Greek Prime Minister Alexis Tsipras has faced major opposition for this deal, narrowly surviving a vote of confidence held in its wake last week.

In his statement to the press, he said, “In our democracy, citizens’ free expression is an inalienable right, even for those who want to abolish democracy… It is also the duty and obligation of those of us who do believe not to allow them. Let’s isolate and condemn them.”

Family of disappeared American man in Syria wants Trump’s help

The family of an American therapist missing in Syria since 2017 has finally spoken out about his disappearance, reported The Wall Street Journal.

Majid Kamalmaz, 61, was born in Syria but had immigrated to the US at the age of six in the early 1960s, when his father got a job in southern California.

Kamalmaz, who reportedly worked with the war-hit around the world, has allegedly been missing since he was allegedly intercepted at a government checkpoint in February 2017, while in Syrian capital Damascus to visit family membersHis family had since been working quietly with the US government to track Kamalmaz, the report added.

According to a report in The New York Times, “The F.B.I. and the State Department, which had advised them (his family) to keep the case quiet, have made little progress in finding him, and Mr Kamalmaz’s family now wants to promote the case, hoping to catch President Trump’s ear and encourage him to put the weight of his office behind efforts to free Mr Kamalmaz.”

It quoted Maryam, one of the Kamalmaz’s five children, as saying in an interview, “Isn’t the President of the United States one of the most powerful people in the world?

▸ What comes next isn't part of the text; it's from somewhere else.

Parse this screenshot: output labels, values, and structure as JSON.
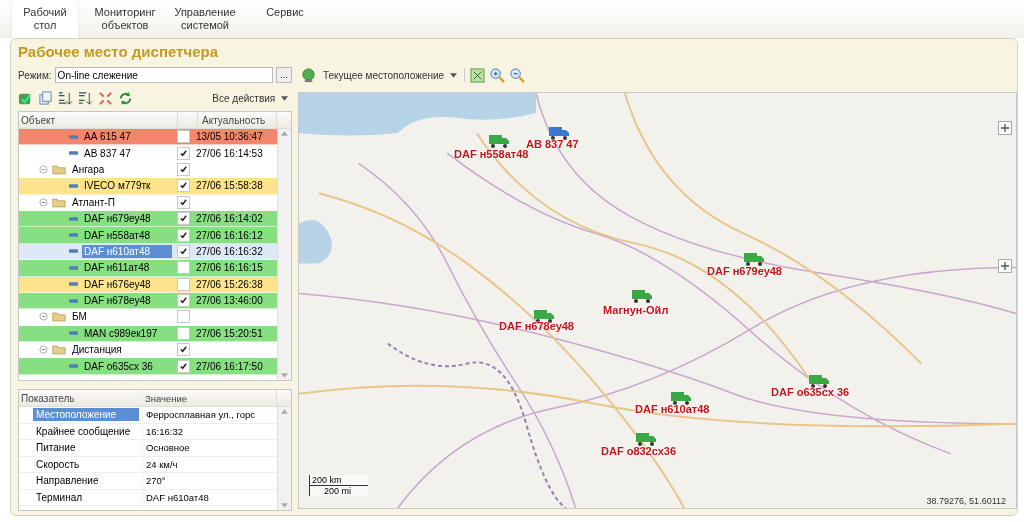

We believe he can do it.”

“Hopefully, President Trump can look through our ancestry and realise that we are American, we’re American citizens, my father is an American, and he needs to be brought home,” Maryam added.

The report pointed out that there were “significant challenges” if the US had to negotiate with the Syrian government to secure the freedom of Kamalmaz as America severed its diplomatic ties with Syria after the civil war broke out in 2011.

Get the PrintEssential to make sense of the day's key developments


Share Your Views

LEAVE A REPLY

Please enter your comment!
Please enter your name here